Australia moves to rein in buy-now-pay-later with credit check law

By Reuters   June 5, 2024 | 12:40 am PT
Australia moves to rein in buy-now-pay-later with credit check law
People walk past a Woolworths supermarket in Sydney, Australia in 2020. Photo by Reuters
The Australian government on Wednesday introduced legislation that would require buy-now-pay-later (BNPL) firms to run credit checks on borrowers, aiming to regulate the rapidly growing sector popular among youth like other consumer credit products.

BNPL companies typically offer on-the-spot interest-free short-term loans with minimal credit checks that spread payments over weeks or months and are largely used by cash-strapped people taking on debt, sometimes more than they can afford.

Up to now, the sector has avoided rules that apply to credit card providers as BNPL firms make most of their revenue through merchant fees, rather than interest payments.

Under the proposed new laws, BNPL providers must hold an Australian credit license, putting them under the watch of the corporate regulator, the Australian Securities and Investments Commission.

"If it looks and acts like credit, then it should be regulated as such," Minister for Financial Services Stephen Jones said in a statement.

The legislation would set up a new category of "low-cost credit" to reflect the lower risk and cost of BNPL compared with other regulated forms of credit, he said.

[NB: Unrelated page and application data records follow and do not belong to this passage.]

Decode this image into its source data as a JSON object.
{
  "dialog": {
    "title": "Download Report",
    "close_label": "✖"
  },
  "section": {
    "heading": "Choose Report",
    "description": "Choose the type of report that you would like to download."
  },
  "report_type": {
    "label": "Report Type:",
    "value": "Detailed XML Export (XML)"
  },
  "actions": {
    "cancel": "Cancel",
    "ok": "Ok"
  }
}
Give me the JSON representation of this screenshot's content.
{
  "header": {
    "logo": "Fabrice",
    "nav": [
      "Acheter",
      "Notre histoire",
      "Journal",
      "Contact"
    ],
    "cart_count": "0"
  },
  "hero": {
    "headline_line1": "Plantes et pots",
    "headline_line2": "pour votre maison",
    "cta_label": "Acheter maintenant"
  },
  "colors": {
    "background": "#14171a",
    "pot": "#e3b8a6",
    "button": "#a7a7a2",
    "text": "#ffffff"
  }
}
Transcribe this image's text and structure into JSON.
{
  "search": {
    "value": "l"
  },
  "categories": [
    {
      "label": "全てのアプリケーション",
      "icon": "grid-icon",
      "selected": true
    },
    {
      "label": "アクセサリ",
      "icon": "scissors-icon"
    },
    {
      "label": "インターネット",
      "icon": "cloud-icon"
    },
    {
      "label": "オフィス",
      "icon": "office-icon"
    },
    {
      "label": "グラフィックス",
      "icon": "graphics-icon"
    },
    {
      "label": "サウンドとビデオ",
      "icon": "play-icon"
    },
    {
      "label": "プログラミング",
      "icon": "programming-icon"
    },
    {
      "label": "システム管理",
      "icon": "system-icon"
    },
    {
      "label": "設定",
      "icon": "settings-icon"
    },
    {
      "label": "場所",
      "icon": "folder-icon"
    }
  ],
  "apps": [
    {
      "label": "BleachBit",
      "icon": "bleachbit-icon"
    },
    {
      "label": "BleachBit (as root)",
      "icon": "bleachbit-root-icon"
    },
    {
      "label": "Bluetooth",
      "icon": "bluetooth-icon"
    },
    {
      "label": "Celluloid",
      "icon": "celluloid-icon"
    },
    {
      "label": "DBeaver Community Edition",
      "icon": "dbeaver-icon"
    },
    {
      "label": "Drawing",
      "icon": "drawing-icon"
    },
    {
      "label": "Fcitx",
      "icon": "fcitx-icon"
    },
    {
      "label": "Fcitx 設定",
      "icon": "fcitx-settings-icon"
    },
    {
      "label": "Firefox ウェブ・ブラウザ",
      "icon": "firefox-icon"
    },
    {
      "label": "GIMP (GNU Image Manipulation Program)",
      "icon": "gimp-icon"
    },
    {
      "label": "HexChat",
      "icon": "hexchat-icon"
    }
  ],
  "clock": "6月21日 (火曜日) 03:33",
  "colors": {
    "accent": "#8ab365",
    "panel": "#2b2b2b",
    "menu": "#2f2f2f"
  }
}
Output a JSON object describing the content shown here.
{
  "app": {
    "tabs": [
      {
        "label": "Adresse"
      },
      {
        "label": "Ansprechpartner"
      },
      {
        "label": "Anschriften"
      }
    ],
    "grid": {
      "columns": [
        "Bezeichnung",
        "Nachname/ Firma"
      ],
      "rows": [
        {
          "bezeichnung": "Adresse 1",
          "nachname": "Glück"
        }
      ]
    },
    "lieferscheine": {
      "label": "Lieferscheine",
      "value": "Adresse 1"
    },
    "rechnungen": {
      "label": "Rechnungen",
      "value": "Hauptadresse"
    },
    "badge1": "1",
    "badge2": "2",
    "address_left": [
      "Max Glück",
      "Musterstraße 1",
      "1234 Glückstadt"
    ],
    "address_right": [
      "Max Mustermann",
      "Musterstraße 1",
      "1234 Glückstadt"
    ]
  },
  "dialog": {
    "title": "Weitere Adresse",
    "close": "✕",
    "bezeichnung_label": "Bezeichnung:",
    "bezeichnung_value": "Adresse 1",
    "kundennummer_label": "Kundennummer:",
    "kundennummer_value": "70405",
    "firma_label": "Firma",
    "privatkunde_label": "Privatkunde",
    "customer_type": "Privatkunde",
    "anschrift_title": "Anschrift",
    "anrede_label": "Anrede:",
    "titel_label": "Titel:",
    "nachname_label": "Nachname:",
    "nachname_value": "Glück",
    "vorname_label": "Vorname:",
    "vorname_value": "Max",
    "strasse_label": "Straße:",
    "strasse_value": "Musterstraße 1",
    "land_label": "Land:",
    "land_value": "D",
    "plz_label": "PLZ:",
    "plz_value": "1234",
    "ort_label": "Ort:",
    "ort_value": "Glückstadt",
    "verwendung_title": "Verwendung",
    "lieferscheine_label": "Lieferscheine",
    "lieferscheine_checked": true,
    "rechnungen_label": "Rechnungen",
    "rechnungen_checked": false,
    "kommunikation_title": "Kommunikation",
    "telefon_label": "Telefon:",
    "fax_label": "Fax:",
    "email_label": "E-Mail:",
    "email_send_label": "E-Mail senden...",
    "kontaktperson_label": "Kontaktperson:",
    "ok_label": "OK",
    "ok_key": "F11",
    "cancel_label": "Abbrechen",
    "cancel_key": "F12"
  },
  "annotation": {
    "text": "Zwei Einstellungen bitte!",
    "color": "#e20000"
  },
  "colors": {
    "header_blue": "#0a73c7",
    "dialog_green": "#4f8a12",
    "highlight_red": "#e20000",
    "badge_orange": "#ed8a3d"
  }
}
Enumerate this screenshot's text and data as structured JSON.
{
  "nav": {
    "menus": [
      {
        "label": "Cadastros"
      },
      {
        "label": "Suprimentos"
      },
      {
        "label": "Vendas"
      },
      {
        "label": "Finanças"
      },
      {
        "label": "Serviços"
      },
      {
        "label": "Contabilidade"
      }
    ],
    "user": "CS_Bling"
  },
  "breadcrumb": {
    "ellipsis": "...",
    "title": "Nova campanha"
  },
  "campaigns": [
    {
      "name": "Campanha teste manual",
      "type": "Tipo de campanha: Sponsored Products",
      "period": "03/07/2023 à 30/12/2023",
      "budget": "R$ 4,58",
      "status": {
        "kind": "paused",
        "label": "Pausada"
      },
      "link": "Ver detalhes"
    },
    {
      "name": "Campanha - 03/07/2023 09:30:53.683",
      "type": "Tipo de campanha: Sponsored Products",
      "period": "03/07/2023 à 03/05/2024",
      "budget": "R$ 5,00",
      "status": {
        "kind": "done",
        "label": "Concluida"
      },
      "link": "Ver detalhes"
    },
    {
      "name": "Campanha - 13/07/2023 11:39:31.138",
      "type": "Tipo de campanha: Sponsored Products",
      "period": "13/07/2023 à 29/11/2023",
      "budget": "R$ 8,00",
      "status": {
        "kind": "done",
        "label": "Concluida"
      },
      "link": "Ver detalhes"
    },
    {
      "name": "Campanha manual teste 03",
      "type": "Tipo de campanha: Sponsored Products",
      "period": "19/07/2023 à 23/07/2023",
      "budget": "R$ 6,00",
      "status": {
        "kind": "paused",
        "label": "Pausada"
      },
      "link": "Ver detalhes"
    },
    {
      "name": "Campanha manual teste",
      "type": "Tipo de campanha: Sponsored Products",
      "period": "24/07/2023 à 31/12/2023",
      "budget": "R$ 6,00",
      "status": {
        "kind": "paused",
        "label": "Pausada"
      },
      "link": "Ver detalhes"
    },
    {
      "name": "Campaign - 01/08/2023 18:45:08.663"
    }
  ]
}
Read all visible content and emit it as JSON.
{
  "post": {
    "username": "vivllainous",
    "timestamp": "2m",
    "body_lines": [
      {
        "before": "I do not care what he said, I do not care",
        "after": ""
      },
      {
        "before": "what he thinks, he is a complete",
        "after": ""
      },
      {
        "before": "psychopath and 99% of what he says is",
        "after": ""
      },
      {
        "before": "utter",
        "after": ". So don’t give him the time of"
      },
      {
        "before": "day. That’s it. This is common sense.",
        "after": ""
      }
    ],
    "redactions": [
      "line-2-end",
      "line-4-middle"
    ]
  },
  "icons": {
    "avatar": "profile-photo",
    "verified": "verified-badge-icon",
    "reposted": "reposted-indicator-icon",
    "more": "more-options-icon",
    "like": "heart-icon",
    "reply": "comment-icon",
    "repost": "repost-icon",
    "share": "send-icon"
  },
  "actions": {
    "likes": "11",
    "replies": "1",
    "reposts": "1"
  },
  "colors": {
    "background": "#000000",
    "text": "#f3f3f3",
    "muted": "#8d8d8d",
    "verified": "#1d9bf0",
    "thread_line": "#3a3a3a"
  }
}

BNPL business surged amid an online shopping frenzy spurred by stimulus payments during Covid-19 and ultra-low interest rates, but concerns about repayments have been rising as Australia battles sticky inflation.

Gen Z consumers, or those aged between 18 and 25, form the majority of BNPL users, data from fintech firms shows.

Home to about a dozen listed BNPL providers, Australia had about 7 million active BNPL accounts with an average transaction amount of A$136, according to treasury data released last year.

BNPL firm Zip Co's co-founder, Peter Gray, welcomed the government's announcement and said the legislation would align with the company's existing practices.

Afterpay, owned by Jack Dorsey's Block Inc, did not immediately respond to a request seeking comment.

go to top